The question inevitably arises whether these combinations of lines and colours—which mean so much to us—mean anything to their possessors.

(a) There is no doubt that the ‘beauty’ has in some cases direct utility to the organism. For beauty of pattern often spells stable architecture, beauty of line is often the expression of strength and agility, and beauty of colouring often means a life-saving garment of invisibility. And there are other uses.

(b) In many cases the ‘beauty’ has vital significance though it cannot be called in itself useful. Thus a pleasing succession of concentric lines may represent the ripple-marks of orderly rhythmic growth.

(c) In many cases, however, the beautiful seems to be accessory, without utility either direct or indirect. The lines and colours are harmonious, probably because they are the expressions of unified viable individualities which have stood the test of time. The monster is a contradiction in terms and is forthwith eliminated. “Ugly is only half way to a thing.”
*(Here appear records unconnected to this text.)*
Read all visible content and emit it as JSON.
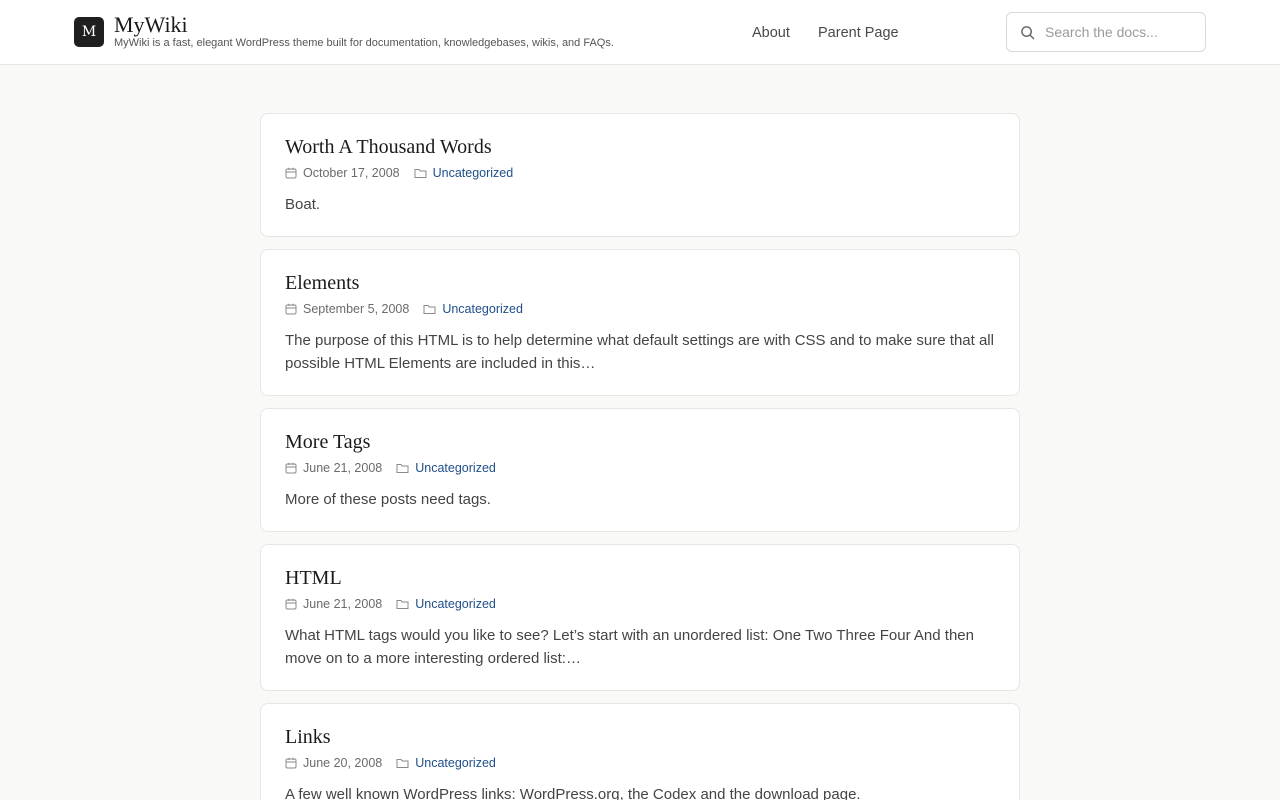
{
  "site": {
    "logo_letter": "M",
    "title": "MyWiki",
    "tagline": "MyWiki is a fast, elegant WordPress theme built for documentation, knowledgebases, wikis, and FAQs."
  },
  "nav": {
    "items": [
      {
        "label": "About"
      },
      {
        "label": "Parent Page"
      }
    ]
  },
  "search": {
    "placeholder": "Search the docs...",
    "value": ""
  },
  "colors": {
    "background": "#f9f9f7",
    "card": "#ffffff",
    "link": "#1f4f8a",
    "logo": "#1f1f1f"
  },
  "icons": {
    "search": "search-icon",
    "date": "calendar-icon",
    "category": "folder-icon"
  },
  "posts": [
    {
      "title": "Worth A Thousand Words",
      "date": "October 17, 2008",
      "category": "Uncategorized",
      "excerpt": "Boat."
    },
    {
      "title": "Elements",
      "date": "September 5, 2008",
      "category": "Uncategorized",
      "excerpt": "The purpose of this HTML is to help determine what default settings are with CSS and to make sure that all possible HTML Elements are included in this…"
    },
    {
      "title": "More Tags",
      "date": "June 21, 2008",
      "category": "Uncategorized",
      "excerpt": "More of these posts need tags."
    },
    {
      "title": "HTML",
      "date": "June 21, 2008",
      "category": "Uncategorized",
      "excerpt": "What HTML tags would you like to see? Let’s start with an unordered list: One Two Three Four And then move on to a more interesting ordered list:…"
    },
    {
      "title": "Links",
      "date": "June 20, 2008",
      "category": "Uncategorized",
      "excerpt": "A few well known WordPress links: WordPress.org, the Codex and the download page."
    }
  ]
}
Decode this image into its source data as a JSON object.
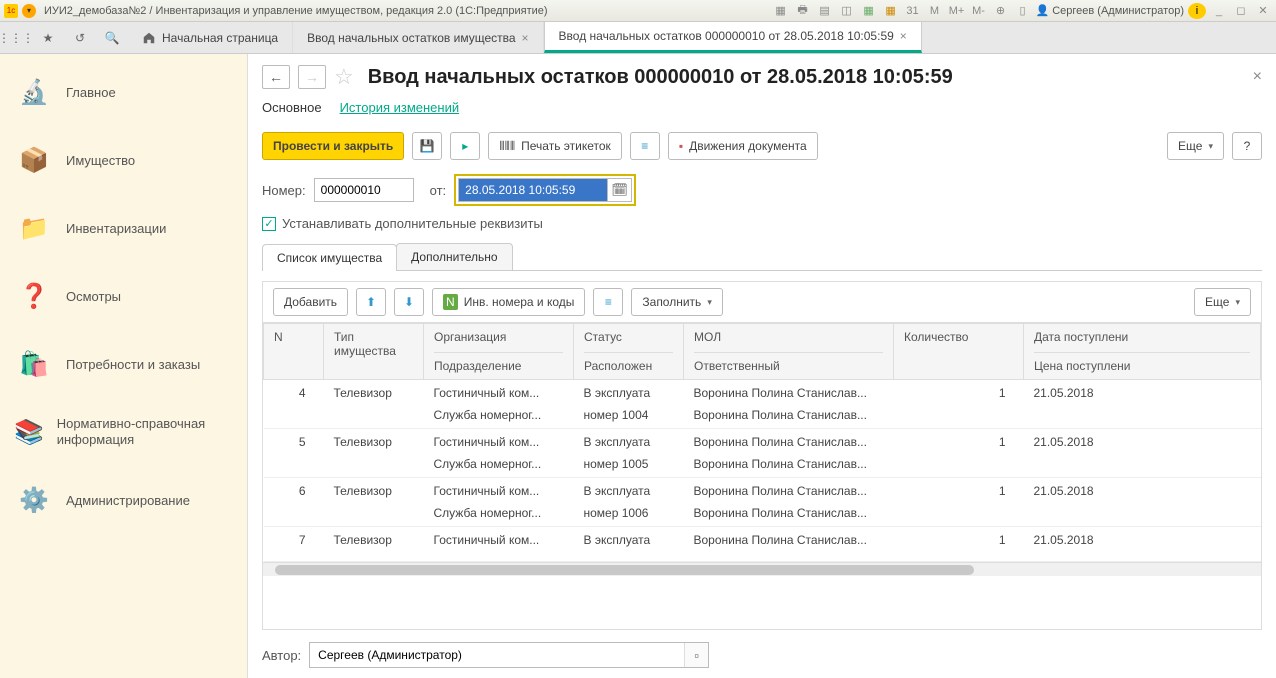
{
  "app": {
    "title": "ИУИ2_демобаза№2 / Инвентаризация и управление имуществом, редакция 2.0  (1С:Предприятие)",
    "user": "Сергеев (Администратор)"
  },
  "tabs": {
    "home": "Начальная страница",
    "t1": "Ввод начальных остатков имущества",
    "t2": "Ввод начальных остатков 000000010 от 28.05.2018 10:05:59"
  },
  "sidebar": {
    "items": [
      {
        "label": "Главное",
        "icon": "🔬"
      },
      {
        "label": "Имущество",
        "icon": "📦"
      },
      {
        "label": "Инвентаризации",
        "icon": "📁"
      },
      {
        "label": "Осмотры",
        "icon": "❓"
      },
      {
        "label": "Потребности и заказы",
        "icon": "🛍️"
      },
      {
        "label": "Нормативно-справочная информация",
        "icon": "📚"
      },
      {
        "label": "Администрирование",
        "icon": "⚙️"
      }
    ]
  },
  "page": {
    "title": "Ввод начальных остатков 000000010 от 28.05.2018 10:05:59",
    "subtabs": {
      "main": "Основное",
      "history": "История изменений"
    },
    "toolbar": {
      "post_close": "Провести и закрыть",
      "print_labels": "Печать этикеток",
      "doc_moves": "Движения документа",
      "more": "Еще"
    },
    "form": {
      "number_label": "Номер:",
      "number_value": "000000010",
      "date_label": "от:",
      "date_value": "28.05.2018 10:05:59",
      "checkbox": "Устанавливать дополнительные реквизиты"
    },
    "tabs2": {
      "list": "Список имущества",
      "extra": "Дополнительно"
    },
    "subtoolbar": {
      "add": "Добавить",
      "inv_codes": "Инв. номера и коды",
      "fill": "Заполнить",
      "more": "Еще"
    },
    "columns": {
      "n": "N",
      "type": "Тип имущества",
      "org": "Организация",
      "org_sub": "Подразделение",
      "status": "Статус",
      "status_sub": "Расположен",
      "mol": "МОЛ",
      "mol_sub": "Ответственный",
      "qty": "Количество",
      "date": "Дата поступлени",
      "date_sub": "Цена поступлени"
    },
    "rows": [
      {
        "n": "4",
        "type": "Телевизор",
        "org": "Гостиничный ком...",
        "org_sub": "Служба номерног...",
        "status": "В эксплуата",
        "status_sub": "номер 1004",
        "mol": "Воронина Полина Станислав...",
        "mol_sub": "Воронина Полина Станислав...",
        "qty": "1",
        "date": "21.05.2018"
      },
      {
        "n": "5",
        "type": "Телевизор",
        "org": "Гостиничный ком...",
        "org_sub": "Служба номерног...",
        "status": "В эксплуата",
        "status_sub": "номер 1005",
        "mol": "Воронина Полина Станислав...",
        "mol_sub": "Воронина Полина Станислав...",
        "qty": "1",
        "date": "21.05.2018"
      },
      {
        "n": "6",
        "type": "Телевизор",
        "org": "Гостиничный ком...",
        "org_sub": "Служба номерног...",
        "status": "В эксплуата",
        "status_sub": "номер 1006",
        "mol": "Воронина Полина Станислав...",
        "mol_sub": "Воронина Полина Станислав...",
        "qty": "1",
        "date": "21.05.2018"
      },
      {
        "n": "7",
        "type": "Телевизор",
        "org": "Гостиничный ком...",
        "org_sub": "",
        "status": "В эксплуата",
        "status_sub": "",
        "mol": "Воронина Полина Станислав...",
        "mol_sub": "",
        "qty": "1",
        "date": "21.05.2018"
      }
    ],
    "author_label": "Автор:",
    "author_value": "Сергеев (Администратор)"
  }
}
Passing from incarnate beauty to that of animal artificers—in encasement and web, in bower and nest—we recognise precise selection of material, effective use of it, and, it may be, a circumventing or mastery of technical difficulties. There is in varying degrees an external expression of the individuality, the creature creative.

The difficulty of scientifically accounting for man's ‘sense of beauty’ is doubtless great, as Mr. Balfour has emphasised; but this kind of inquiry is young. (1) The raw materials of æsthetic emotion may have been associated with successful formative endeavour. (2) It is well known that interest in the visually and audibly beautiful has been from time to time closely linked to ‘love’. (3) Joyous feeling has a notable unifying influence on the development both of personality and of society. And there are other considerations.

Perhaps deepest of all in our æsthetic emotion is a sympathetic sharing in every triumph of ‘life’ over ‘matter’, in every abiding expression and extension of individuality. Thus Animate Nature is to many minds much more significant than Scenery and Precious Stones,—commanding as their beauty is. In any case, there is for man great value in the beauty of the world without. There may be theoretical exaggeration in Goethe's saying: “Sympathy and enjoyment in what we see is in fact the only reality”—and it is very satisfying in itself, as reality should be; but there is no risk of practical exaggeration, for the consistent discernment and enjoyment of the beautiful cannot be attained on any easier terms than consistent discernment and enjoyment of the True and the Good.